> **ACTIVITY**: Please return the listing below exactly, without any of its pictures.

> **THE INPUT**:
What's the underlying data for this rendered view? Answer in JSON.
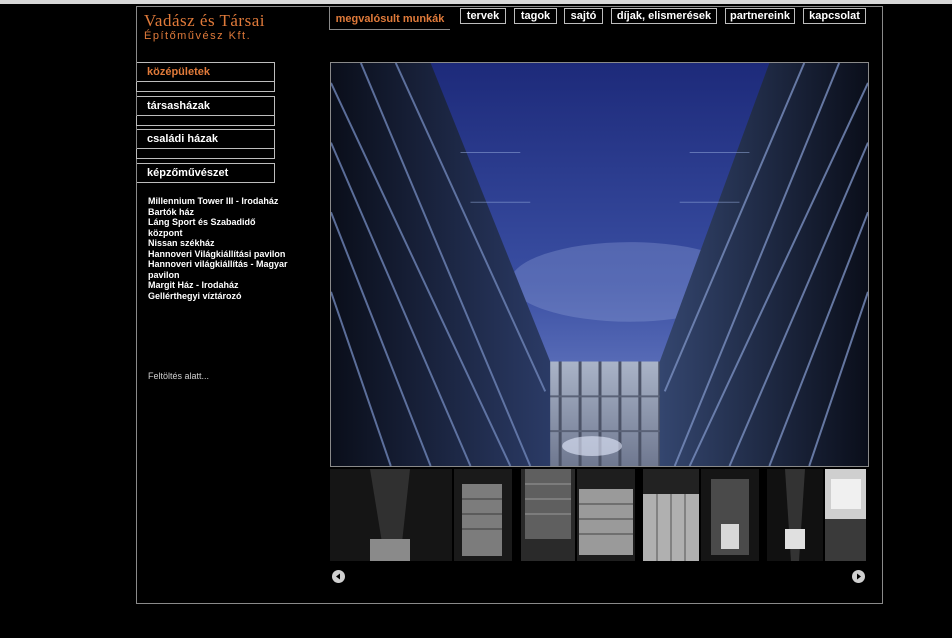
{
  "brand": {
    "line1": "Vadász  és  Társai",
    "line2": "Építőművész Kft."
  },
  "nav": {
    "active_label": "megvalósult munkák",
    "items": [
      {
        "label": "tervek"
      },
      {
        "label": "tagok"
      },
      {
        "label": "sajtó"
      },
      {
        "label": "díjak, elismerések"
      },
      {
        "label": "partnereink"
      },
      {
        "label": "kapcsolat"
      }
    ]
  },
  "categories": [
    {
      "label": "középületek",
      "active": true
    },
    {
      "label": "társasházak",
      "active": false
    },
    {
      "label": "családi házak",
      "active": false
    },
    {
      "label": "képzőművészet",
      "active": false
    }
  ],
  "projects": [
    "Millennium Tower III - Irodaház",
    "Bartók ház",
    "Láng Sport és Szabadidő központ",
    "Nissan székház",
    "Hannoveri Világkiállítási pavilon",
    "Hannoveri világkiállítás - Magyar pavilon",
    "Margit Ház - Irodaház",
    "Gellérthegyi víztározó"
  ],
  "status": {
    "loading": "Feltöltés alatt..."
  },
  "icons": {
    "prev": "arrow-left-circle-icon",
    "next": "arrow-right-circle-icon"
  },
  "colors": {
    "background": "#000000",
    "accent": "#e07a3a",
    "border": "#bdbdbd",
    "text": "#ffffff"
  }
}
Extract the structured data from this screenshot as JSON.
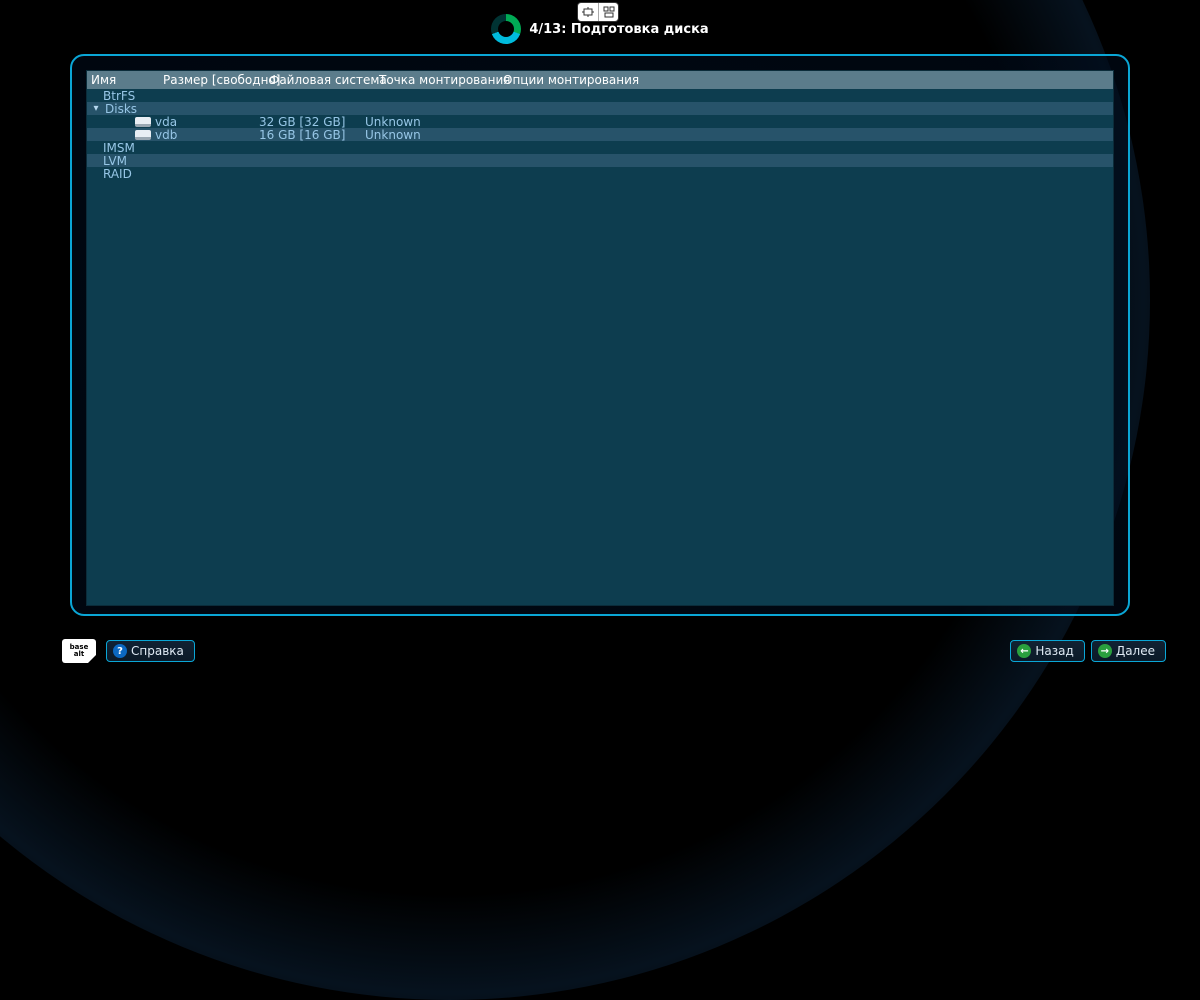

> **REPLY TO THE EXERCISE**:
What's the underlying data for this rendered view? Answer in JSON.
{
  "brand": {
    "line1": "Vadász  és  Társai",
    "line2": "Építőművész Kft."
  },
  "nav": {
    "active_label": "megvalósult munkák",
    "items": [
      {
        "label": "tervek"
      },
      {
        "label": "tagok"
      },
      {
        "label": "sajtó"
      },
      {
        "label": "díjak, elismerések"
      },
      {
        "label": "partnereink"
      },
      {
        "label": "kapcsolat"
      }
    ]
  },
  "categories": [
    {
      "label": "középületek",
      "active": true
    },
    {
      "label": "társasházak",
      "active": false
    },
    {
      "label": "családi házak",
      "active": false
    },
    {
      "label": "képzőművészet",
      "active": false
    }
  ],
  "projects": [
    "Millennium Tower III - Irodaház",
    "Bartók ház",
    "Láng Sport és Szabadidő központ",
    "Nissan székház",
    "Hannoveri Világkiállítási pavilon",
    "Hannoveri világkiállítás - Magyar pavilon",
    "Margit Ház - Irodaház",
    "Gellérthegyi víztározó"
  ],
  "status": {
    "loading": "Feltöltés alatt..."
  },
  "icons": {
    "prev": "arrow-left-circle-icon",
    "next": "arrow-right-circle-icon"
  },
  "colors": {
    "background": "#000000",
    "accent": "#e07a3a",
    "border": "#bdbdbd",
    "text": "#ffffff"
  }
}
Extract the structured data from this screenshot as JSON.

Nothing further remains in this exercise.